The Miritituba terminal in Pará can double its cargo handling without the need for expansion of any highway. The port of Santarém operates with a 25% clearance in its installed capacity: it exports 3.8 million tons, but has a capacity of 5 million.

Some of my Czech friends have argued that the native Indians from the Amazon should not be treated like animals in a zoo, or attractions for National Geographic documentaries, so that Bolsonaro is right in letting them develop and explore the riches of their lands. The problem is that they are badly informed: native Indians would not get their lands for themselves, they are actually being expelled from them. They are not owners of the reservations, the land belongs to the federal government. What they have is the right to live there. While non-indigenous are forbidden to live or explore those lands.

With Bosonaro's changes, natives become homeless. They receive up to 4% only of the official price of the land (not the real, actual value of sale, but an estimation by the government) and they are actually forbidden by law to explore any minerals (a measure to protect white invaders, because natives probably already know where the gold and other riches are).

Others argue that it will be good for the economy of Brazil. Also wrong. Because all the lands that are explored for agriculture or mining, in the Amazon, is not taxed, in some cases because they are actually officially non-existent, for they are illegal, in most cases because they have full tax amnesties every five years, a tradition kept by the last 19 governments... Basically, farmers and miners that go to the Amazon are rogues, criminals, often people without any expertise in the field, adventurers in search of unregulated wealth.

Also, it is relevant to point out that native Indians are not locked up in their reservations and nothing keeps their members to migrate into urban society, and hundreds of younger natives choose to do so every year. However, traditional communities, which hold valuable knowledge about the forest, are being threatened by the worldwide malaise of the 21st century: xenophobia, the politics of fear, lack of empathy and the rejection of diversity.

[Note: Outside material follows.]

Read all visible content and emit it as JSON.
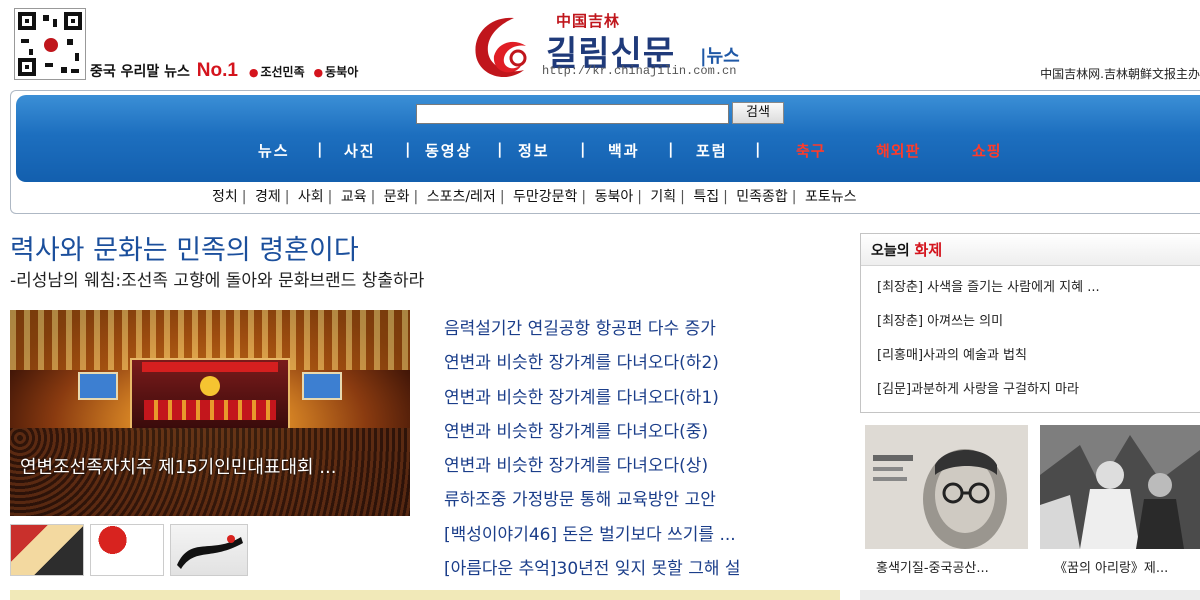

Native Indians may be seen by foreigners as typical Brazilians, but Brazilians in general see them as leftovers from the past, as foreigners living within our lands. Even though more than half of the population carries native Indian genes, they are perceived as exotic primitives. For as long as they stayed hidden in the forest and celebrated by foreigners, we were fine with them. But then came Bolsonaro saying they are sitting on very rich lands that can make a lot of people wealthy.

And just as easily as Czechs almost forgot Gypsies and Ukrainians, to focus on those fictitious hordes of Muslim terrorists that the European Union supposedly wants to throw into the continent, Brazilians forgot that we are the country with the biggest amount of murders in the world, that 6 women per hour are raped, our level of education is 64th in a list of 65 countries, following Botswana (!!), that Rio de Janeiro inhabitants have not been able to even shower for the past 2 months, thanks to water being contaminated in levels found in Egypt, that a sick person waits about 2 years for a doctor consultation, etc.

Instead, a huge portion of the nation, including the majority of the media, is praising the government for making native Indians become like the rest of the nation. Which is the Brazilian version of what is going on everywhere in the world: either you become like the majority, or you are discarded.



Obsah vydání | 20. 2. 2020